The all new anniversary edition was preceded by Shooting Stars: The Inside Story, a mockumentary of sorts which mixed backstage characters portrayed by Vic & Bob and previous guests.
Alongside them was pop singer Dan Gillespie Sells, an addition to the former participants whose presence can only be explained as a way to bring forward the date of the viewer?s suicide. Also present was Martine McCutcheon (once a guest), who only succeeded in confirming her inability to align herself with – or comprehend – the humour and spirit of the programme.
A notable absence was that of original team captain Mark Lamarr. The truth behind the relationship between Mark and the presenters remains an elusive one.
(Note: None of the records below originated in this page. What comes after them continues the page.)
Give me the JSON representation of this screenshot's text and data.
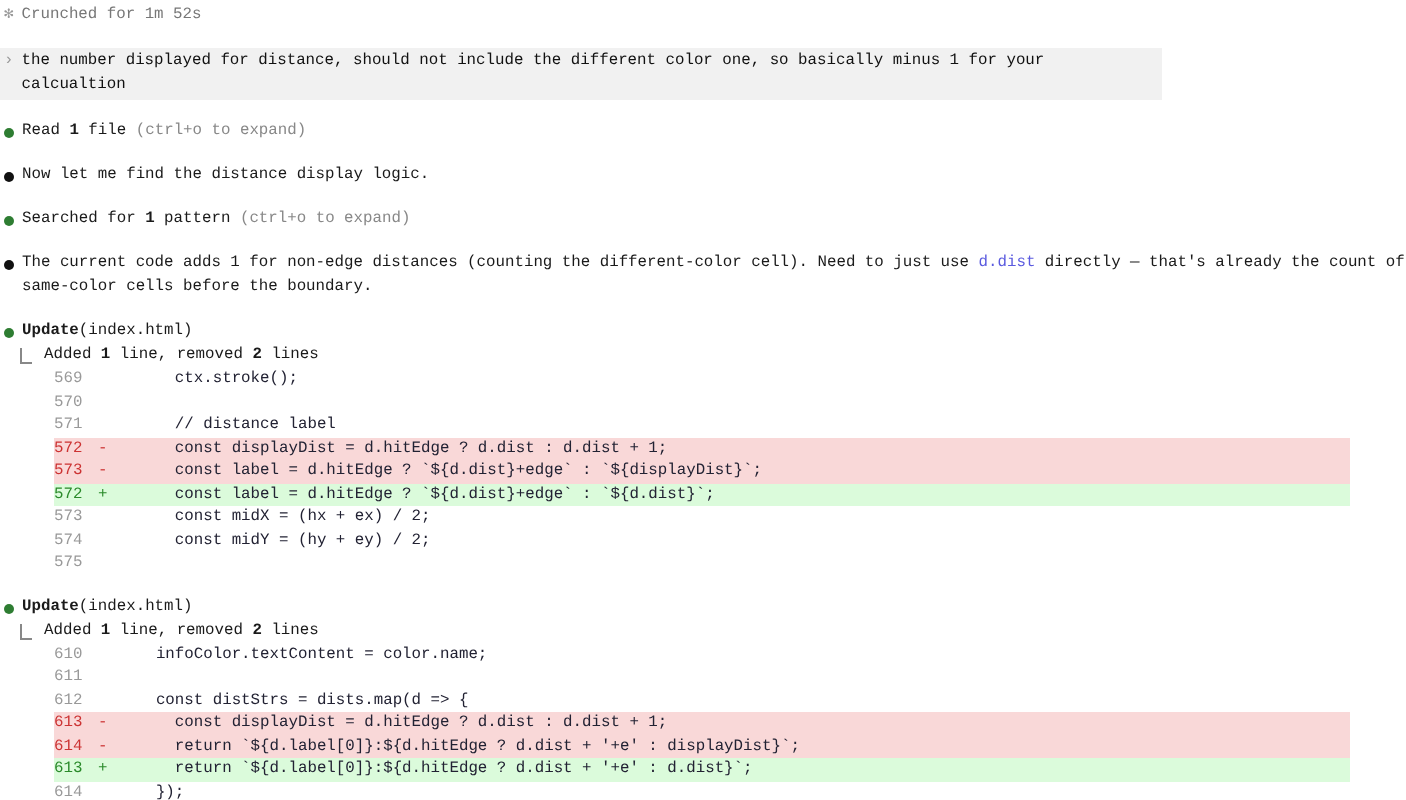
{
  "entries": [
    {
      "kind": "status",
      "icon": "✻",
      "text": "Crunched for 1m 52s"
    },
    {
      "kind": "prompt",
      "icon": "›",
      "text": "the number displayed for distance, should not include the different color one, so basically minus 1 for your calcualtion"
    },
    {
      "kind": "tool",
      "text": "Read **1** file",
      "hint": "(ctrl+o to expand)"
    },
    {
      "kind": "message",
      "segments": [
        {
          "kind": "text",
          "text": "Now let me find the distance display logic."
        }
      ]
    },
    {
      "kind": "tool",
      "text": "Searched for **1** pattern",
      "hint": "(ctrl+o to expand)"
    },
    {
      "kind": "message",
      "segments": [
        {
          "kind": "text",
          "text": "The current code adds 1 for non-edge distances (counting the different-color cell). Need to just use "
        },
        {
          "kind": "code",
          "text": "d.dist"
        },
        {
          "kind": "text",
          "text": " directly — that's already the count of same-color cells before the boundary."
        }
      ]
    },
    {
      "kind": "update",
      "title": "**Update**(index.html)",
      "summary": "Added **1** line, removed **2** lines",
      "lines": [
        {
          "kind": "context",
          "number": "569",
          "code": "      ctx.stroke();"
        },
        {
          "kind": "context",
          "number": "570"
        },
        {
          "kind": "context",
          "number": "571",
          "code": "      // distance label"
        },
        {
          "kind": "removed",
          "number": "572",
          "sign": "-",
          "code": "      const displayDist = d.hitEdge ? d.dist : d.dist + 1;"
        },
        {
          "kind": "removed",
          "number": "573",
          "sign": "-",
          "code": "      const label = d.hitEdge ? `${d.dist}+edge` : `${displayDist}`;"
        },
        {
          "kind": "added",
          "number": "572",
          "sign": "+",
          "code": "      const label = d.hitEdge ? `${d.dist}+edge` : `${d.dist}`;"
        },
        {
          "kind": "context",
          "number": "573",
          "code": "      const midX = (hx + ex) / 2;"
        },
        {
          "kind": "context",
          "number": "574",
          "code": "      const midY = (hy + ey) / 2;"
        },
        {
          "kind": "context",
          "number": "575"
        }
      ]
    },
    {
      "kind": "update",
      "title": "**Update**(index.html)",
      "summary": "Added **1** line, removed **2** lines",
      "lines": [
        {
          "kind": "context",
          "number": "610",
          "code": "    infoColor.textContent = color.name;"
        },
        {
          "kind": "context",
          "number": "611"
        },
        {
          "kind": "context",
          "number": "612",
          "code": "    const distStrs = dists.map(d => {"
        },
        {
          "kind": "removed",
          "number": "613",
          "sign": "-",
          "code": "      const displayDist = d.hitEdge ? d.dist : d.dist + 1;"
        },
        {
          "kind": "removed",
          "number": "614",
          "sign": "-",
          "code": "      return `${d.label[0]}:${d.hitEdge ? d.dist + '+e' : displayDist}`;"
        },
        {
          "kind": "added",
          "number": "613",
          "sign": "+",
          "code": "      return `${d.label[0]}:${d.hitEdge ? d.dist + '+e' : d.dist}`;"
        },
        {
          "kind": "context",
          "number": "614",
          "code": "    });"
        }
      ]
    }
  ]
}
Oh, and a note for contributor Noel Fielding – Mark has two award-winning shows on Radio 2; he isn't missing.
The problem with what was essentially a showcase of the best moments in Shooting Stars history meant that the all-new edition had a lot to live up to. And, perhaps unsurprisingly, it didn't. Or couldn't.
Vic and Bob?s aged figures danced as vigorously as they did in the past during the opening? number, and perhaps if you were to squint you could almost pretend it was still the glory days. However, there was no pretending that this anniversary show didn't come with a generous dose of nostalgia.
That said, the nostalgia was both the saving grace and the Achilles heel. While attempting to remain faithful to the original format, the structure came across as Shooting Stars-by-numbers. Pulling out the handbag gag in the first two minutes felt like a tired rehash of what once was, and a cash-in on the now bankrupt novelty factor.
The choice of contestants wasn?t especially inspired, though Dizzee Rascal proved to be an exception to that – he was impressively game and added a great deal to the proceedings.
It was undeniably a very self-indulgent show, and it was possible (if difficult) to switch off and enjoy the old jokes and repartee. New team captain Jack Dee returned to form under his miserable, deadpan persona and it was especially pleasing to see him try to maintain his stony exterior while an opera singer used the full force of his voice in Jack?s face.
Importantly, Shooting Stars ended on a high after a six year absence and, despite not quite living up to past peaks, it has scratched an itch and shown that Reeves & Mortimer have a whole load of talent left to share.
[story by Keith Emmerson]